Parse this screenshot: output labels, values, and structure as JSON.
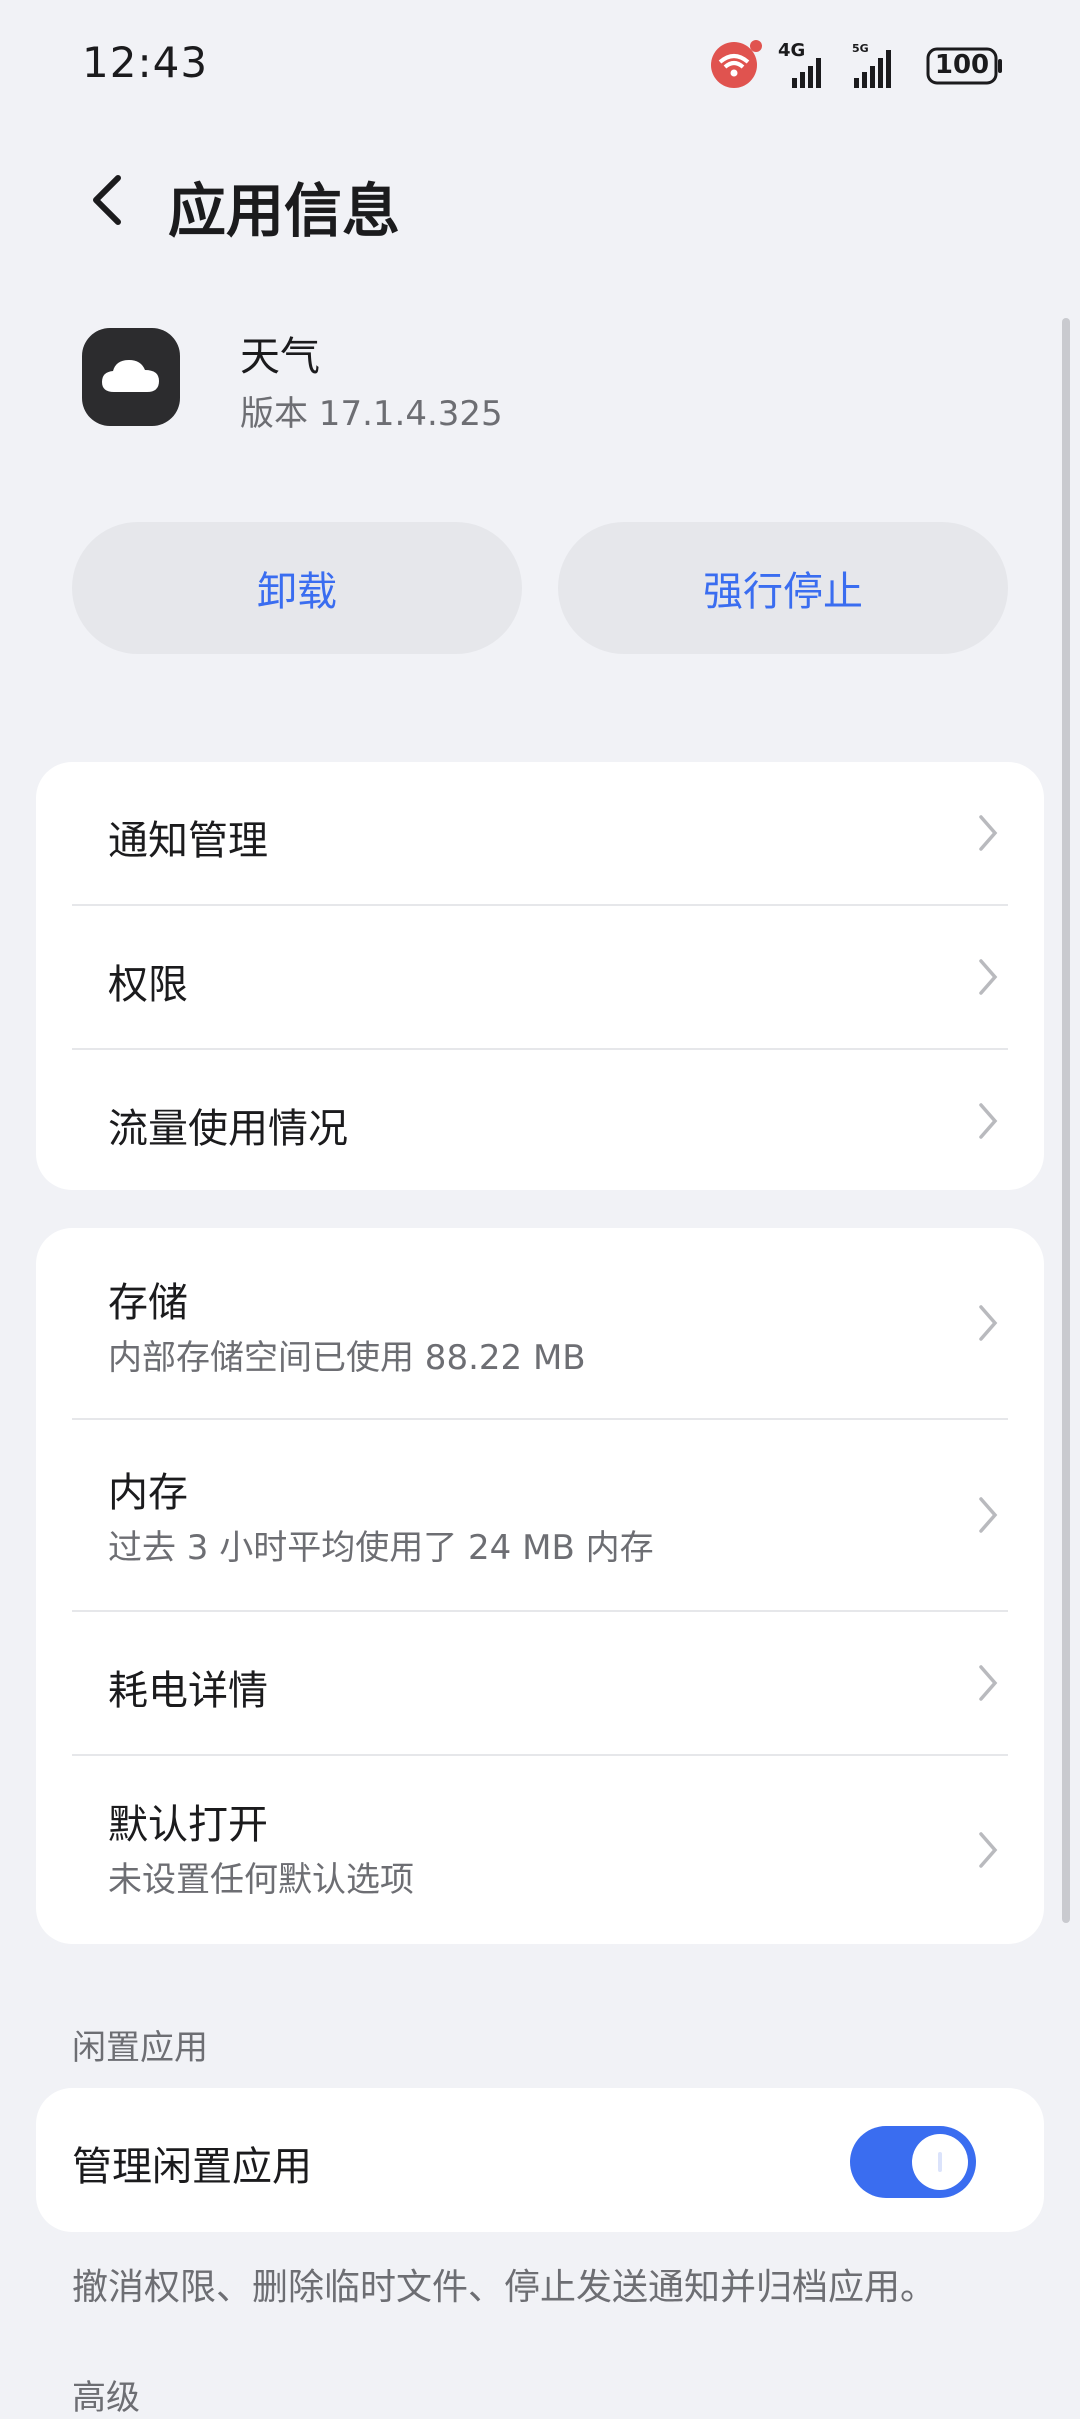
{
  "status_bar": {
    "time": "12:43",
    "network_1": "4G",
    "network_2": "5G",
    "battery": "100"
  },
  "header": {
    "title": "应用信息"
  },
  "app": {
    "name": "天气",
    "version": "版本 17.1.4.325"
  },
  "actions": {
    "uninstall": "卸载",
    "force_stop": "强行停止"
  },
  "group1": [
    {
      "label": "通知管理"
    },
    {
      "label": "权限"
    },
    {
      "label": "流量使用情况"
    }
  ],
  "group2": [
    {
      "label": "存储",
      "sub": "内部存储空间已使用 88.22 MB"
    },
    {
      "label": "内存",
      "sub": "过去 3 小时平均使用了 24 MB 内存"
    },
    {
      "label": "耗电详情"
    },
    {
      "label": "默认打开",
      "sub": "未设置任何默认选项"
    }
  ],
  "idle": {
    "section_title": "闲置应用",
    "toggle_label": "管理闲置应用",
    "toggle_on": true,
    "description": "撤消权限、删除临时文件、停止发送通知并归档应用。"
  },
  "advanced": {
    "section_title": "高级"
  },
  "colors": {
    "accent": "#3a6df0",
    "background": "#f1f2f6",
    "card": "#ffffff"
  }
}
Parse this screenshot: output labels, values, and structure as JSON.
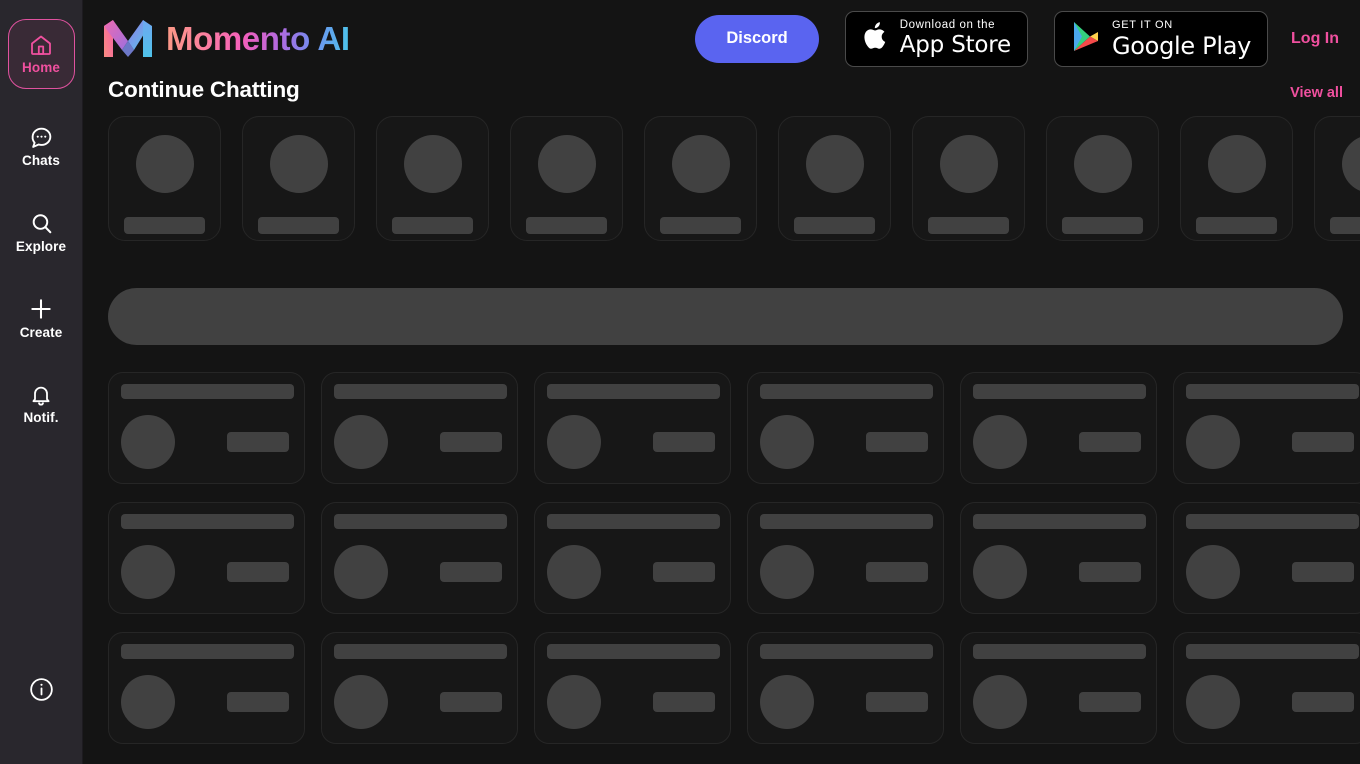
{
  "sidebar": {
    "items": [
      {
        "label": "Home",
        "icon": "home-icon",
        "active": true
      },
      {
        "label": "Chats",
        "icon": "chat-bubble-icon",
        "active": false
      },
      {
        "label": "Explore",
        "icon": "search-icon",
        "active": false
      },
      {
        "label": "Create",
        "icon": "plus-icon",
        "active": false
      },
      {
        "label": "Notif.",
        "icon": "bell-icon",
        "active": false
      }
    ],
    "info_icon": "info-circle-icon",
    "active_color": "#f0509f",
    "background": "#29272d"
  },
  "header": {
    "brand_name": "Momento AI",
    "brand_mark_icon": "momento-m-logo-icon",
    "discord_label": "Discord",
    "app_store": {
      "top_label": "Download on the",
      "bottom_label": "App Store",
      "icon": "apple-logo-icon"
    },
    "google_play": {
      "top_label": "GET IT ON",
      "bottom_label": "Google Play",
      "icon": "google-play-triangle-icon"
    },
    "login_label": "Log In",
    "discord_color": "#5a64f0"
  },
  "main": {
    "section_title": "Continue Chatting",
    "view_all_label": "View all",
    "continue_chatting_card_count": 10,
    "grid_rows": 3,
    "grid_columns": 6,
    "skeleton_color": "#414141",
    "card_background": "#171717",
    "page_background": "#141414",
    "loading_state": true
  }
}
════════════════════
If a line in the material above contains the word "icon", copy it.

● **Exercise solution**:
        "icon": "home-icon",
        "icon": "chat-bubble-icon",
        "icon": "search-icon",
        "icon": "plus-icon",
        "icon": "bell-icon",
    "info_icon": "info-circle-icon",
    "brand_mark_icon": "momento-m-logo-icon",
      "icon": "apple-logo-icon"
      "icon": "google-play-triangle-icon"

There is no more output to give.